Roy Porter, 'Death and the Doctors in Georgian England', in Ralph Houlbrooke (ed.),
Death, Ritual, and Bereavement (1989)
Roy Porter, Health for Sale: Quackery in England, 1660-1850 (1989)
Sean M. Quinlan, 'Apparent Death in Eighteenth-Century France and England', French
History, 9 (1995), 27-47
Stanley Reiser, Medicine and the Reign of Technology (1978)
Ruth Richardson, Death, Dissection and the Destitute (2001)
Charles Rosenberg, Explaining Epidemics (1992)
Charles Rosenberg, 'What is Disease? In Memory of Owsei Temkin', Bulletin of the
History of Medicine, 77 (2003), 491-505
Charles Rosenberg and Janet Golden (eds), Framing Disease: Studies in Cultural
History (1992)
George Rousseau et al. (eds), Framing and Imagining Disease in Cultural History (2003)
Edward Shorter, Bedside Manners: The Troubled History of Doctors and Patients (1985)
Elaine Showalter, The Female Malady: Women, Madness and English Culture, 1830-
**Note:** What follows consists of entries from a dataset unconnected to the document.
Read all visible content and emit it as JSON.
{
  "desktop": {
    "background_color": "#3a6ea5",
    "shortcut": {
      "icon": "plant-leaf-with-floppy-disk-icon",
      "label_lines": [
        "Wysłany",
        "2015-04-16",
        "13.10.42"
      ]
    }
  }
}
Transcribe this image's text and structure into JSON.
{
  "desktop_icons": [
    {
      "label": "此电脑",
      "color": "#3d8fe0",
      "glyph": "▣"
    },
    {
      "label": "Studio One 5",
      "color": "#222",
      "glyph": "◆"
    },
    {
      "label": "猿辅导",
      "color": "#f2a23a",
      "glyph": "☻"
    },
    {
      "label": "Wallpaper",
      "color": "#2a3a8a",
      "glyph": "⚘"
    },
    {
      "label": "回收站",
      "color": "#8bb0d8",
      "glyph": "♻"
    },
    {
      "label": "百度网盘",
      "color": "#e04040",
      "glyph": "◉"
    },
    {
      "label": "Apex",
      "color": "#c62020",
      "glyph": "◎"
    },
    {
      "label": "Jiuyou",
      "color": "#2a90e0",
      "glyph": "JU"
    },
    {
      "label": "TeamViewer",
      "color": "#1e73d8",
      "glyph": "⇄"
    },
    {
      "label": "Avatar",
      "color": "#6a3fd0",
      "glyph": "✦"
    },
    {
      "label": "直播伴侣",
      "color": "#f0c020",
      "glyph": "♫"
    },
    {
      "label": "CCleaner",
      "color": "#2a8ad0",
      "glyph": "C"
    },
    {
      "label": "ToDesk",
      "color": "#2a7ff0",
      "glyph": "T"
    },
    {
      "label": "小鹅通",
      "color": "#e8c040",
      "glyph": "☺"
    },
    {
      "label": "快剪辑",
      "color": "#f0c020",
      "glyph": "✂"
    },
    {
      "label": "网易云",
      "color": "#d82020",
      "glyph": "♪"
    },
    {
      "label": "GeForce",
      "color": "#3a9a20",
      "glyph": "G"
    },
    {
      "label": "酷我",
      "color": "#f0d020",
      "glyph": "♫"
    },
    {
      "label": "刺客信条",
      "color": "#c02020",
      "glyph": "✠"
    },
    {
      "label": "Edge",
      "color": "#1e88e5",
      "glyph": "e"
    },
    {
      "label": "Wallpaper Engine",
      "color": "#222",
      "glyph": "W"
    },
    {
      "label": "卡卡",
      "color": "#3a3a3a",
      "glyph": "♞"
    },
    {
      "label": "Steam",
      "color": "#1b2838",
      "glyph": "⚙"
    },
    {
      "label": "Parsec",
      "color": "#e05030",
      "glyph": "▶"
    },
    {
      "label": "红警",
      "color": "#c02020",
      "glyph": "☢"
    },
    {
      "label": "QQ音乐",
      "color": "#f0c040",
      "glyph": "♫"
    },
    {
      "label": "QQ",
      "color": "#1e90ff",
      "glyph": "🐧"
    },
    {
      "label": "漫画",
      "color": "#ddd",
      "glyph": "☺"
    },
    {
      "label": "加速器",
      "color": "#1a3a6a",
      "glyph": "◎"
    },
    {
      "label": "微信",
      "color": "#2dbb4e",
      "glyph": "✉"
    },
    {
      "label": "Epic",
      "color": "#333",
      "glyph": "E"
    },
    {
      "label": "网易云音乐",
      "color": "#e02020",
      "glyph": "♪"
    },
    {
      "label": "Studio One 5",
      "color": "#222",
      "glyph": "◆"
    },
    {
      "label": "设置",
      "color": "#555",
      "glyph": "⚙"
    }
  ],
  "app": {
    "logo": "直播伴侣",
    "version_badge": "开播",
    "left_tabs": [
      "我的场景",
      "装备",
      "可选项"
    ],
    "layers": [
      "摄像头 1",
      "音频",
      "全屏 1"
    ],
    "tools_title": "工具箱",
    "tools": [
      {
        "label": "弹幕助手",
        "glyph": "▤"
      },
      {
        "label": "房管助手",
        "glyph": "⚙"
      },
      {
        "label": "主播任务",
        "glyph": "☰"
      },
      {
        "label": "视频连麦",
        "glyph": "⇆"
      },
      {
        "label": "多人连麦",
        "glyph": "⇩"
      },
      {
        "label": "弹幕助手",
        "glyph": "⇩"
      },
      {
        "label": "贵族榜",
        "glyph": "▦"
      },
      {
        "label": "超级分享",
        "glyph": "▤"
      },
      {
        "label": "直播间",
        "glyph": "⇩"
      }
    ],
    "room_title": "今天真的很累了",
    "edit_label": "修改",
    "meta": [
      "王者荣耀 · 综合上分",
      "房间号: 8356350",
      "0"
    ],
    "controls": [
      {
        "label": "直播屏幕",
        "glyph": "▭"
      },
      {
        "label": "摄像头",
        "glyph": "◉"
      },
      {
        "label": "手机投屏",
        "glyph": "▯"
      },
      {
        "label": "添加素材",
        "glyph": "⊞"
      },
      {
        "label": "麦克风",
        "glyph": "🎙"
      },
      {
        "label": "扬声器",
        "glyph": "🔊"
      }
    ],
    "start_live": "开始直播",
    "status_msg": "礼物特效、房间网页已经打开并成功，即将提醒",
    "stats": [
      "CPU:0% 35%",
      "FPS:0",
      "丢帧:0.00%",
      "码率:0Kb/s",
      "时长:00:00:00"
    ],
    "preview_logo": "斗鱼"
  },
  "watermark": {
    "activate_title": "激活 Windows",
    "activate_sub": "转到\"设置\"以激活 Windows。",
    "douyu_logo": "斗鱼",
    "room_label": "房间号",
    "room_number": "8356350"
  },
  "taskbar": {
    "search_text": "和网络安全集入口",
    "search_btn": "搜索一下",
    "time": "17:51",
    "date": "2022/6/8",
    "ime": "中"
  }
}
1980 (1992)
Michelle Stanworth, Reproductive Technologies: Gender, Motherhood and Medicine
Julie Marie Strange, 'Menstrual Fictions: Languages of Medicine and Menstruation,
1850-1930', Women's History Review, 9 (2000), 607-28
Steve Sturdy, 'Knowing Cases: Biomedicine in Edinburgh, 1887-1920', Social Studies of
Science, 37 (2007), 659-89
Sarah Tracy, 'Reinventing the Sick Man', Bulletin of the History of Medicine, 66 (1992),
I. Waddington, 'The Role of the Hospital in the Development of Modern Medicine',
Sociology (1973), 211-24
Keir Waddington, 'Health and Medicine', in Chris Williams (ed.), Blackwell Companion
to Nineteenth-Century Britain (2004)
Bruce Wood, Patient Power? The Politics of Patients' Associations in Britain and
America (2000)
Study Abroad Not entered
Study Pattern Not entered
KeywordsMedicine Society Modern Britain
Course organiserDr Gayle Davis
Course secretaryMrs Lindsay Scott
Tel: (0131 6)50 9948
Help & Information
Search DPTs and Courses
Degree Programmes
Browse DPTs
Humanities and Social Science
Science and Engineering
Medicine and Veterinary Medicine
Other Information
Combined Course Timetable
Important Information
© Copyright 2013 The University of Edinburgh - 10 October 2013 5:06 am